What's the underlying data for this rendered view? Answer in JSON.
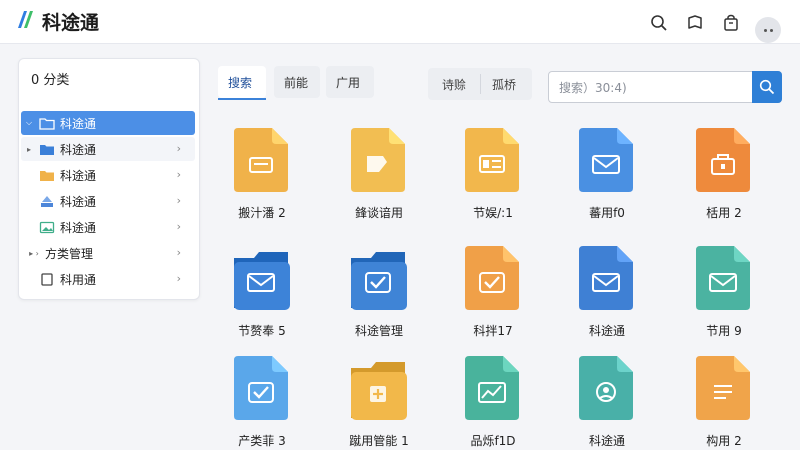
{
  "app": {
    "title": "科途通",
    "logo_colors": [
      "#2f7de1",
      "#3fbf6a"
    ]
  },
  "topbar_icons": [
    "search-icon",
    "bell-icon",
    "bag-icon",
    "more-icon"
  ],
  "sidebar": {
    "header": "0 分类",
    "items": [
      {
        "label": "科途通",
        "arrow": "⌵",
        "icon": "folder-outline-icon",
        "active": true
      },
      {
        "label": "科途通",
        "arrow": "▸",
        "icon": "folder-icon",
        "chevron": "›"
      },
      {
        "label": "科途通",
        "arrow": "",
        "icon": "folder-icon",
        "chevron": "›"
      },
      {
        "label": "科途通",
        "arrow": "",
        "icon": "network-icon",
        "chevron": "›"
      },
      {
        "label": "科途通",
        "arrow": "",
        "icon": "image-icon",
        "chevron": "›"
      },
      {
        "label": "方类管理",
        "arrow": "▸ ›",
        "icon": "",
        "chevron": "›"
      },
      {
        "label": "科用通",
        "arrow": "",
        "icon": "square-icon",
        "chevron": "›"
      }
    ]
  },
  "tabs": [
    {
      "label": "搜索",
      "active": true
    },
    {
      "label": "前能"
    },
    {
      "label": "广用"
    }
  ],
  "filters": [
    "诗赊",
    "孤桥"
  ],
  "search": {
    "placeholder": "搜索）30:4)"
  },
  "files": [
    {
      "label": "搬汁潘 2",
      "icon": "document-icon",
      "color": "#f0b24a"
    },
    {
      "label": "鋒谈谙用",
      "icon": "edit-document-icon",
      "color": "#f2be52"
    },
    {
      "label": "节娱/:1",
      "icon": "card-document-icon",
      "color": "#f2b74c"
    },
    {
      "label": "蕃用f0",
      "icon": "mail-document-icon",
      "color": "#4a90e2"
    },
    {
      "label": "栝用 2",
      "icon": "briefcase-document-icon",
      "color": "#ee8a3c"
    },
    {
      "label": "节赘奉 5",
      "icon": "mail-folder-icon",
      "color": "#3d83d8"
    },
    {
      "label": "科途管理",
      "icon": "check-folder-icon",
      "color": "#3f84d6"
    },
    {
      "label": "科拌17",
      "icon": "check-document-icon",
      "color": "#f0a048"
    },
    {
      "label": "科途通",
      "icon": "mail-document-icon",
      "color": "#3f80d4"
    },
    {
      "label": "节用 9",
      "icon": "mail-document-icon",
      "color": "#4bb3a1"
    },
    {
      "label": "产类菲 3",
      "icon": "check-document-icon",
      "color": "#5aa7ea"
    },
    {
      "label": "蹴用管能 1",
      "icon": "plus-folder-icon",
      "color": "#f2b84a"
    },
    {
      "label": "品烁f1D",
      "icon": "chart-document-icon",
      "color": "#49b39c"
    },
    {
      "label": "科途通",
      "icon": "person-document-icon",
      "color": "#49b0a8"
    },
    {
      "label": "构用 2",
      "icon": "list-document-icon",
      "color": "#f0a44a"
    }
  ]
}
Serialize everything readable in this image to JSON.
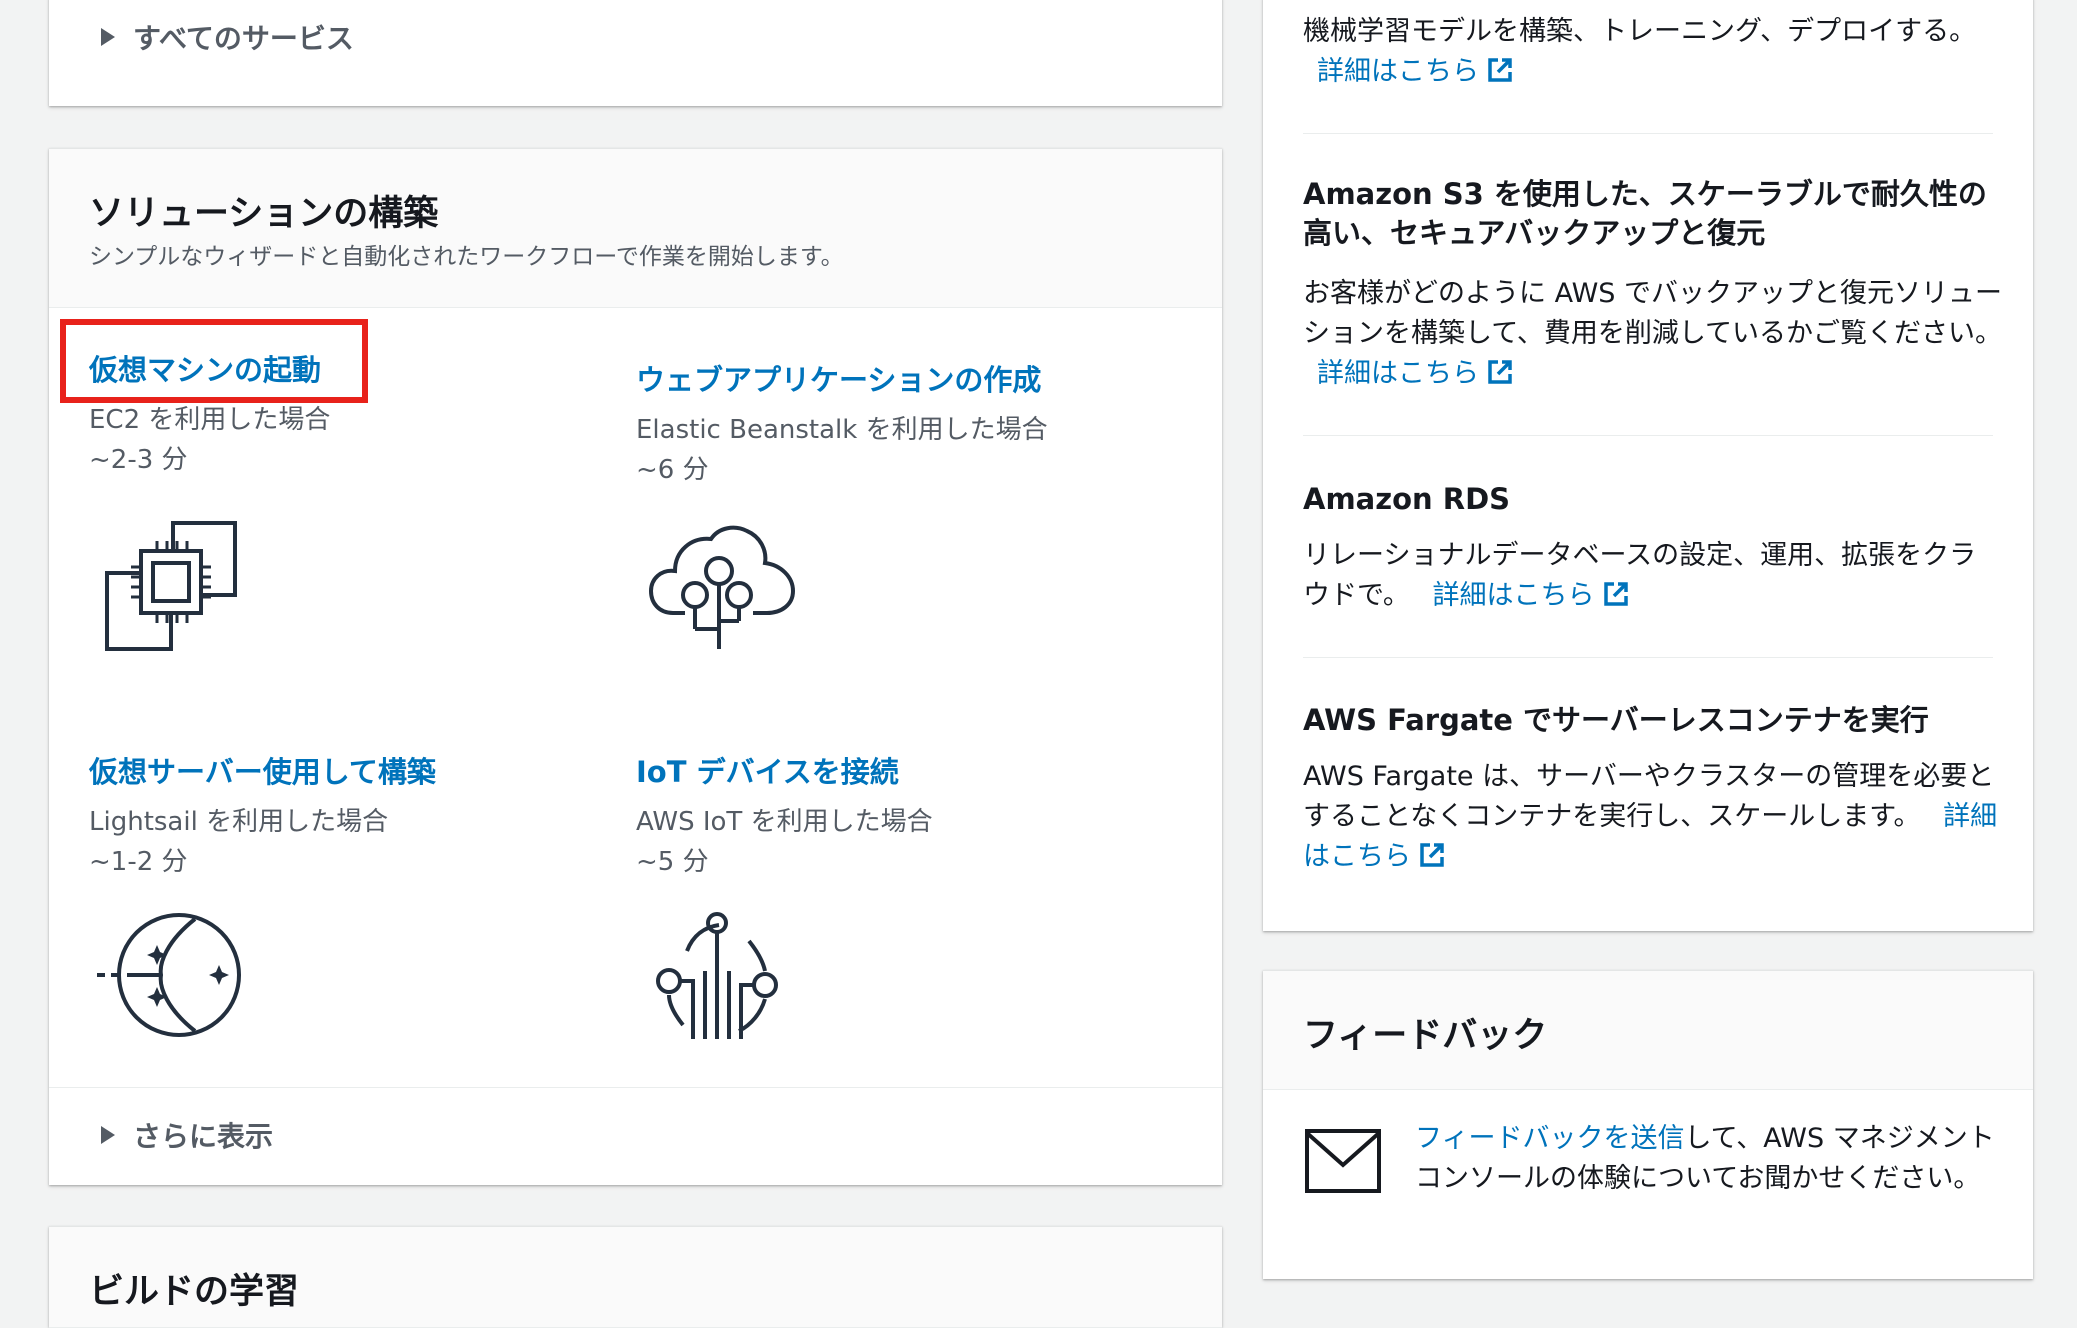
{
  "all_services": {
    "label": "すべてのサービス"
  },
  "solutions": {
    "title": "ソリューションの構築",
    "subtitle": "シンプルなウィザードと自動化されたワークフローで作業を開始します。",
    "items": [
      {
        "title": "仮想マシンの起動",
        "via": "EC2 を利用した場合",
        "time": "~2-3 分",
        "icon": "ec2-chip-icon"
      },
      {
        "title": "ウェブアプリケーションの作成",
        "via": "Elastic Beanstalk を利用した場合",
        "time": "~6 分",
        "icon": "beanstalk-cloud-icon"
      },
      {
        "title": "仮想サーバー使用して構築",
        "via": "Lightsail を利用した場合",
        "time": "~1-2 分",
        "icon": "lightsail-icon"
      },
      {
        "title": "IoT デバイスを接続",
        "via": "AWS IoT を利用した場合",
        "time": "~5 分",
        "icon": "iot-device-icon"
      }
    ],
    "show_more": "さらに表示"
  },
  "build_learning": {
    "title": "ビルドの学習"
  },
  "explore": {
    "link_text": "詳細はこちら",
    "items": [
      {
        "title": "",
        "body": "機械学習モデルを構築、トレーニング、デプロイする。"
      },
      {
        "title": "Amazon S3 を使用した、スケーラブルで耐久性の高い、セキュアバックアップと復元",
        "body": "お客様がどのように AWS でバックアップと復元ソリューションを構築して、費用を削減しているかご覧ください。"
      },
      {
        "title": "Amazon RDS",
        "body": "リレーショナルデータベースの設定、運用、拡張をクラウドで。"
      },
      {
        "title": "AWS Fargate でサーバーレスコンテナを実行",
        "body": "AWS Fargate は、サーバーやクラスターの管理を必要とすることなくコンテナを実行し、スケールします。"
      }
    ]
  },
  "feedback": {
    "title": "フィードバック",
    "link": "フィードバックを送信",
    "text": "して、AWS マネジメントコンソールの体験についてお聞かせください。"
  },
  "colors": {
    "link": "#0073bb",
    "highlight": "#e8221b",
    "text": "#16191f",
    "muted": "#545b64"
  }
}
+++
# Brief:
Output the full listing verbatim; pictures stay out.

# Result of the exercise:
What's the underlying data for this rendered view? Answer in JSON.
{
  "app": {
    "title": "科途通",
    "logo_colors": [
      "#2f7de1",
      "#3fbf6a"
    ]
  },
  "topbar_icons": [
    "search-icon",
    "bell-icon",
    "bag-icon",
    "more-icon"
  ],
  "sidebar": {
    "header": "0 分类",
    "items": [
      {
        "label": "科途通",
        "arrow": "⌵",
        "icon": "folder-outline-icon",
        "active": true
      },
      {
        "label": "科途通",
        "arrow": "▸",
        "icon": "folder-icon",
        "chevron": "›"
      },
      {
        "label": "科途通",
        "arrow": "",
        "icon": "folder-icon",
        "chevron": "›"
      },
      {
        "label": "科途通",
        "arrow": "",
        "icon": "network-icon",
        "chevron": "›"
      },
      {
        "label": "科途通",
        "arrow": "",
        "icon": "image-icon",
        "chevron": "›"
      },
      {
        "label": "方类管理",
        "arrow": "▸ ›",
        "icon": "",
        "chevron": "›"
      },
      {
        "label": "科用通",
        "arrow": "",
        "icon": "square-icon",
        "chevron": "›"
      }
    ]
  },
  "tabs": [
    {
      "label": "搜索",
      "active": true
    },
    {
      "label": "前能"
    },
    {
      "label": "广用"
    }
  ],
  "filters": [
    "诗赊",
    "孤桥"
  ],
  "search": {
    "placeholder": "搜索）30:4)"
  },
  "files": [
    {
      "label": "搬汁潘 2",
      "icon": "document-icon",
      "color": "#f0b24a"
    },
    {
      "label": "鋒谈谙用",
      "icon": "edit-document-icon",
      "color": "#f2be52"
    },
    {
      "label": "节娱/:1",
      "icon": "card-document-icon",
      "color": "#f2b74c"
    },
    {
      "label": "蕃用f0",
      "icon": "mail-document-icon",
      "color": "#4a90e2"
    },
    {
      "label": "栝用 2",
      "icon": "briefcase-document-icon",
      "color": "#ee8a3c"
    },
    {
      "label": "节赘奉 5",
      "icon": "mail-folder-icon",
      "color": "#3d83d8"
    },
    {
      "label": "科途管理",
      "icon": "check-folder-icon",
      "color": "#3f84d6"
    },
    {
      "label": "科拌17",
      "icon": "check-document-icon",
      "color": "#f0a048"
    },
    {
      "label": "科途通",
      "icon": "mail-document-icon",
      "color": "#3f80d4"
    },
    {
      "label": "节用 9",
      "icon": "mail-document-icon",
      "color": "#4bb3a1"
    },
    {
      "label": "产类菲 3",
      "icon": "check-document-icon",
      "color": "#5aa7ea"
    },
    {
      "label": "蹴用管能 1",
      "icon": "plus-folder-icon",
      "color": "#f2b84a"
    },
    {
      "label": "品烁f1D",
      "icon": "chart-document-icon",
      "color": "#49b39c"
    },
    {
      "label": "科途通",
      "icon": "person-document-icon",
      "color": "#49b0a8"
    },
    {
      "label": "构用 2",
      "icon": "list-document-icon",
      "color": "#f0a44a"
    }
  ]
}
Serialize everything readable in this image to JSON.
{
  "all_services": {
    "label": "すべてのサービス"
  },
  "solutions": {
    "title": "ソリューションの構築",
    "subtitle": "シンプルなウィザードと自動化されたワークフローで作業を開始します。",
    "items": [
      {
        "title": "仮想マシンの起動",
        "via": "EC2 を利用した場合",
        "time": "~2-3 分",
        "icon": "ec2-chip-icon"
      },
      {
        "title": "ウェブアプリケーションの作成",
        "via": "Elastic Beanstalk を利用した場合",
        "time": "~6 分",
        "icon": "beanstalk-cloud-icon"
      },
      {
        "title": "仮想サーバー使用して構築",
        "via": "Lightsail を利用した場合",
        "time": "~1-2 分",
        "icon": "lightsail-icon"
      },
      {
        "title": "IoT デバイスを接続",
        "via": "AWS IoT を利用した場合",
        "time": "~5 分",
        "icon": "iot-device-icon"
      }
    ],
    "show_more": "さらに表示"
  },
  "build_learning": {
    "title": "ビルドの学習"
  },
  "explore": {
    "link_text": "詳細はこちら",
    "items": [
      {
        "title": "",
        "body": "機械学習モデルを構築、トレーニング、デプロイする。"
      },
      {
        "title": "Amazon S3 を使用した、スケーラブルで耐久性の高い、セキュアバックアップと復元",
        "body": "お客様がどのように AWS でバックアップと復元ソリューションを構築して、費用を削減しているかご覧ください。"
      },
      {
        "title": "Amazon RDS",
        "body": "リレーショナルデータベースの設定、運用、拡張をクラウドで。"
      },
      {
        "title": "AWS Fargate でサーバーレスコンテナを実行",
        "body": "AWS Fargate は、サーバーやクラスターの管理を必要とすることなくコンテナを実行し、スケールします。"
      }
    ]
  },
  "feedback": {
    "title": "フィードバック",
    "link": "フィードバックを送信",
    "text": "して、AWS マネジメントコンソールの体験についてお聞かせください。"
  },
  "colors": {
    "link": "#0073bb",
    "highlight": "#e8221b",
    "text": "#16191f",
    "muted": "#545b64"
  }
}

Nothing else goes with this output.